> _WHAT IS EXPECTED_: Among the entries that follow, find every line with the word "minutes" and list it.

▶

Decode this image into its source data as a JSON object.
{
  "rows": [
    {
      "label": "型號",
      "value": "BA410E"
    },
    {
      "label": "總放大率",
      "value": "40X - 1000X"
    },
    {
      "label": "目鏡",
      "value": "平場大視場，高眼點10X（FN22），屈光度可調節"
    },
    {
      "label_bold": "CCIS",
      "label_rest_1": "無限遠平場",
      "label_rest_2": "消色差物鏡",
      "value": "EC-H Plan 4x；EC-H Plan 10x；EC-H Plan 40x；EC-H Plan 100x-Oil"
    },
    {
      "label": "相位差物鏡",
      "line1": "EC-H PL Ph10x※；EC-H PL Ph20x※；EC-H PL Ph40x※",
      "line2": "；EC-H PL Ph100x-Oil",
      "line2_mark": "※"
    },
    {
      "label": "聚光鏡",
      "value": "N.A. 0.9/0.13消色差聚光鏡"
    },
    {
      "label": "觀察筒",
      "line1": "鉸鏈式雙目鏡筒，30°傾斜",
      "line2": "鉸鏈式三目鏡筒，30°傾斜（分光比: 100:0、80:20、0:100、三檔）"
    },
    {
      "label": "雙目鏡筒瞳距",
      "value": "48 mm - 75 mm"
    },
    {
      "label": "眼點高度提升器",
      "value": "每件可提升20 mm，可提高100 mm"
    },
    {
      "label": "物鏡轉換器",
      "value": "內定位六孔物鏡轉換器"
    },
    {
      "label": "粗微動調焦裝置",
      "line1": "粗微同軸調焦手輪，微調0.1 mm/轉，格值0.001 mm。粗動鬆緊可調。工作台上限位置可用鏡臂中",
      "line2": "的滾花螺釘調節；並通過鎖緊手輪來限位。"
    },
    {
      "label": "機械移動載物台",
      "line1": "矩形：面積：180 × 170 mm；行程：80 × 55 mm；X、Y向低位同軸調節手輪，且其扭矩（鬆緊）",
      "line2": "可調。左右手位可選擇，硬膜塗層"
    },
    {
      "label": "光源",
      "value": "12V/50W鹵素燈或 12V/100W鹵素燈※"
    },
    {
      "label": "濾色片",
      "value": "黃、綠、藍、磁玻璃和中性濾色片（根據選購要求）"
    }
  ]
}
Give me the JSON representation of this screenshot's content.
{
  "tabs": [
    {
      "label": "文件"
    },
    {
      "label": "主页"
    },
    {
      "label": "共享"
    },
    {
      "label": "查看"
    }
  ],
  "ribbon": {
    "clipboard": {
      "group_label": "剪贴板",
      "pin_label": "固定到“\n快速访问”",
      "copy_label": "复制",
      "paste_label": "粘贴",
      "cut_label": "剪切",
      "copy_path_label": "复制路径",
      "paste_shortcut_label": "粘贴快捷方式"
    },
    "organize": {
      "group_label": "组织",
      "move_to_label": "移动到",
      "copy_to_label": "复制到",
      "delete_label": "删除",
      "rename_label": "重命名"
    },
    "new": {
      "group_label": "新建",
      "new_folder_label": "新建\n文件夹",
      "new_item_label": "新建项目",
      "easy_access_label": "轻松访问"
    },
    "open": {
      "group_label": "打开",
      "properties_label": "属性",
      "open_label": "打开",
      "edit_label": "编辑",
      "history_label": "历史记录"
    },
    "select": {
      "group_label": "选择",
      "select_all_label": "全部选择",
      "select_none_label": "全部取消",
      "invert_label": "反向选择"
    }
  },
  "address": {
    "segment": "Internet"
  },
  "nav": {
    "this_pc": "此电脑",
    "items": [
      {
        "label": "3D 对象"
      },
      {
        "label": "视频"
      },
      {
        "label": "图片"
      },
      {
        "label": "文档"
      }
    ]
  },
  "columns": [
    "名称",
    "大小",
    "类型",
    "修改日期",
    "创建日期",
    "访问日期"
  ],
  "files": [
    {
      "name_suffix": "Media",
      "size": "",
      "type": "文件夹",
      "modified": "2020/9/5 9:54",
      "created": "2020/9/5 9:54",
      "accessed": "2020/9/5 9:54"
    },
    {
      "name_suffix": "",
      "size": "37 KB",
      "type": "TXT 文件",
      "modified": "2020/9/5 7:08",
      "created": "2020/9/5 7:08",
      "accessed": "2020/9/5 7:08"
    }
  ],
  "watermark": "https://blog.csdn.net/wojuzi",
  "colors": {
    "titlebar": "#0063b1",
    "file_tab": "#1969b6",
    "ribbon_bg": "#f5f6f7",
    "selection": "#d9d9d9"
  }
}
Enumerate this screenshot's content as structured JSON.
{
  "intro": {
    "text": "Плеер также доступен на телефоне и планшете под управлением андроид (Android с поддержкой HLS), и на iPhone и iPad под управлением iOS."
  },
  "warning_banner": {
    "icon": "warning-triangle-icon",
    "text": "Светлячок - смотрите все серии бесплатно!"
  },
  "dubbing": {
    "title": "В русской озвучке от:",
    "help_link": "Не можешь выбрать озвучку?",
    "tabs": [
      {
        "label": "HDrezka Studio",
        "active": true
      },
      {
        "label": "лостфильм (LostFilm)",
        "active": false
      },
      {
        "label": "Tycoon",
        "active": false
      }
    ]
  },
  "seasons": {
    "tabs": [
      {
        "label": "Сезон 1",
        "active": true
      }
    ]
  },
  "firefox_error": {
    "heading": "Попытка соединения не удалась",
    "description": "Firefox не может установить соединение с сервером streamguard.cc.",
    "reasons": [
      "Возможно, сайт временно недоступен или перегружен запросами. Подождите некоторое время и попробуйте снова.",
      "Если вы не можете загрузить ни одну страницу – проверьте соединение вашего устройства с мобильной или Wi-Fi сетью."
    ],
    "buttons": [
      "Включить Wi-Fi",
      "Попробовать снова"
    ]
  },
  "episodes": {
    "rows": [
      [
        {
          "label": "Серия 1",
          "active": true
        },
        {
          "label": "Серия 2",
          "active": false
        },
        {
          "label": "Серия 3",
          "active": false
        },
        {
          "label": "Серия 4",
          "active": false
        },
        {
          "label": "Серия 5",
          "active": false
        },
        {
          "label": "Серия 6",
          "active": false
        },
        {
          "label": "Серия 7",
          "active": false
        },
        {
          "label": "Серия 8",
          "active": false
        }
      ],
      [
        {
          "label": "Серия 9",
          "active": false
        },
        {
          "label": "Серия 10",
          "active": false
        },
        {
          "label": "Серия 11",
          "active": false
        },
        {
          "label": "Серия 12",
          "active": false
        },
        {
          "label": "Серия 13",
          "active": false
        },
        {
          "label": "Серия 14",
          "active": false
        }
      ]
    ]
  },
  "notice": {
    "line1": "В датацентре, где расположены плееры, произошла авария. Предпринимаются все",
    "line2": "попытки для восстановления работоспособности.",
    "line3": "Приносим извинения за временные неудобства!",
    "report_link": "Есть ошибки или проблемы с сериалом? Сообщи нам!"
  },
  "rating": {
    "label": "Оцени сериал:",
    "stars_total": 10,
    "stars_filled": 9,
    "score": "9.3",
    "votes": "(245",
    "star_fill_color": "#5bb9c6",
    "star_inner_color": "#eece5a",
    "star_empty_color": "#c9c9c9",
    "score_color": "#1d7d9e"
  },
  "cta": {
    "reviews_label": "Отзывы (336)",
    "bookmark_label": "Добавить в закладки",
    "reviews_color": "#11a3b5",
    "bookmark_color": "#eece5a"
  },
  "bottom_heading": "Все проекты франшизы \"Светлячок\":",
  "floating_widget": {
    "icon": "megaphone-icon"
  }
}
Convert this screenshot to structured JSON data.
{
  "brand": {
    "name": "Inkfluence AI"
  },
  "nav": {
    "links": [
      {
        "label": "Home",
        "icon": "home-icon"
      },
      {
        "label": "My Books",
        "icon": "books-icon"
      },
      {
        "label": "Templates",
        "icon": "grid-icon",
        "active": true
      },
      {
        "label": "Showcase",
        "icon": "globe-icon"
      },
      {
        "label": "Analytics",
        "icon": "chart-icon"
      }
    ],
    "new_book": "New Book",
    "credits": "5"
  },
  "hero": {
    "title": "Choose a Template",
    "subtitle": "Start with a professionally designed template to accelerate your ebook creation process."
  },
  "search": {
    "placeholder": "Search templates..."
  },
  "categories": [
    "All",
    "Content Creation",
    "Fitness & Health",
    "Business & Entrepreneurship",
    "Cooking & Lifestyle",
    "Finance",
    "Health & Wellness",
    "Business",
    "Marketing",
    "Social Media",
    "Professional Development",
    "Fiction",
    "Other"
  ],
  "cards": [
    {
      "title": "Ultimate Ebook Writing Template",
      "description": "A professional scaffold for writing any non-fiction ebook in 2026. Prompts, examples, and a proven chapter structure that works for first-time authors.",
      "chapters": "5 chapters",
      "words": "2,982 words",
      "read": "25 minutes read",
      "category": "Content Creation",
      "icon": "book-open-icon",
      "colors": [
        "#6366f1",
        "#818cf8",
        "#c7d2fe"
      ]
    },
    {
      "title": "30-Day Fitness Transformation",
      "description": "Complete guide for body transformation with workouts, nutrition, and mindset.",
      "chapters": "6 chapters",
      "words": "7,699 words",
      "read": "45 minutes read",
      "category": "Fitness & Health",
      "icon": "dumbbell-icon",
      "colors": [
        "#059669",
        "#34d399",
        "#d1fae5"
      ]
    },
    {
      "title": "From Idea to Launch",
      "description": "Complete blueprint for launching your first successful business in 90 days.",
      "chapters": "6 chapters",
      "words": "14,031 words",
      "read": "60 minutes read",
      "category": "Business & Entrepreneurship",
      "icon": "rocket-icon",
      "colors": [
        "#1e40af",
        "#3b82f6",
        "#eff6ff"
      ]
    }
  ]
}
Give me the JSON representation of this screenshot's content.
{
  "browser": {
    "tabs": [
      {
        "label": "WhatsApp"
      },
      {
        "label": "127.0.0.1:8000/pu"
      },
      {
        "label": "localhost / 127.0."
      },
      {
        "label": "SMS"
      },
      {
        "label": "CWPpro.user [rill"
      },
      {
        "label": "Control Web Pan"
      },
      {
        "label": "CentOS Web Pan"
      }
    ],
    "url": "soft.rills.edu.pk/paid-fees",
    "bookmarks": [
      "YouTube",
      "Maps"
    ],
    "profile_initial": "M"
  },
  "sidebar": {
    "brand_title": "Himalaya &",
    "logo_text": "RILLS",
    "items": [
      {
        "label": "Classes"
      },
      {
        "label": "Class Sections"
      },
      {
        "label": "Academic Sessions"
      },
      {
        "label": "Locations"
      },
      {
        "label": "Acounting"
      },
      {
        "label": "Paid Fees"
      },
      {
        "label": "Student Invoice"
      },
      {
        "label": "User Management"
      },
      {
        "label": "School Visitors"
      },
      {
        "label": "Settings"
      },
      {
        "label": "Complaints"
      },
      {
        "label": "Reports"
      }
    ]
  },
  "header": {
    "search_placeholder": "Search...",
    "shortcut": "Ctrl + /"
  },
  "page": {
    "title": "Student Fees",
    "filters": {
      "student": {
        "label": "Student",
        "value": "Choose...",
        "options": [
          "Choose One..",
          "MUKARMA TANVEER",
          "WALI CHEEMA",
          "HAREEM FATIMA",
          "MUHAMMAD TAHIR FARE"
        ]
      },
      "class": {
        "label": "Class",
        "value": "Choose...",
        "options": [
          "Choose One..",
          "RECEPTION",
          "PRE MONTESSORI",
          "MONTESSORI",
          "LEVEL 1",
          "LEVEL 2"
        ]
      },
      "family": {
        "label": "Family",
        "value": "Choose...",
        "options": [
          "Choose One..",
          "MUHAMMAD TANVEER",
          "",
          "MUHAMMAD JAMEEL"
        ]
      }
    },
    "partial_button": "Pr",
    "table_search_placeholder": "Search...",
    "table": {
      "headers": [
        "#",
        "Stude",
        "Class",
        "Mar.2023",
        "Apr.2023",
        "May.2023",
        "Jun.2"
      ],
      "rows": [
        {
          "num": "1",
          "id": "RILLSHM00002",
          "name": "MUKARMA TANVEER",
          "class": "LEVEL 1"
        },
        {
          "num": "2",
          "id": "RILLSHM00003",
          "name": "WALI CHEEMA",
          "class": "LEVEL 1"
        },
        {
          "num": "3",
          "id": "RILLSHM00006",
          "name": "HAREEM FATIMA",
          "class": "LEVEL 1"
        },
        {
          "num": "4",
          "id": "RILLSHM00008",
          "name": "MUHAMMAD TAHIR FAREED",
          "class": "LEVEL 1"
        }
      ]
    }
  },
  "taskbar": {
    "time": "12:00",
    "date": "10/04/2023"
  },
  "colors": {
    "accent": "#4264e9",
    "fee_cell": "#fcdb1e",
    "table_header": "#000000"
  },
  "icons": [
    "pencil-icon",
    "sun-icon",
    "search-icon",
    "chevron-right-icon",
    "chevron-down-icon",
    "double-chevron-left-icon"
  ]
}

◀

> _ANSWER FOR THE TASK_:
      "read": "25 minutes read",
      "read": "45 minutes read",
      "read": "60 minutes read",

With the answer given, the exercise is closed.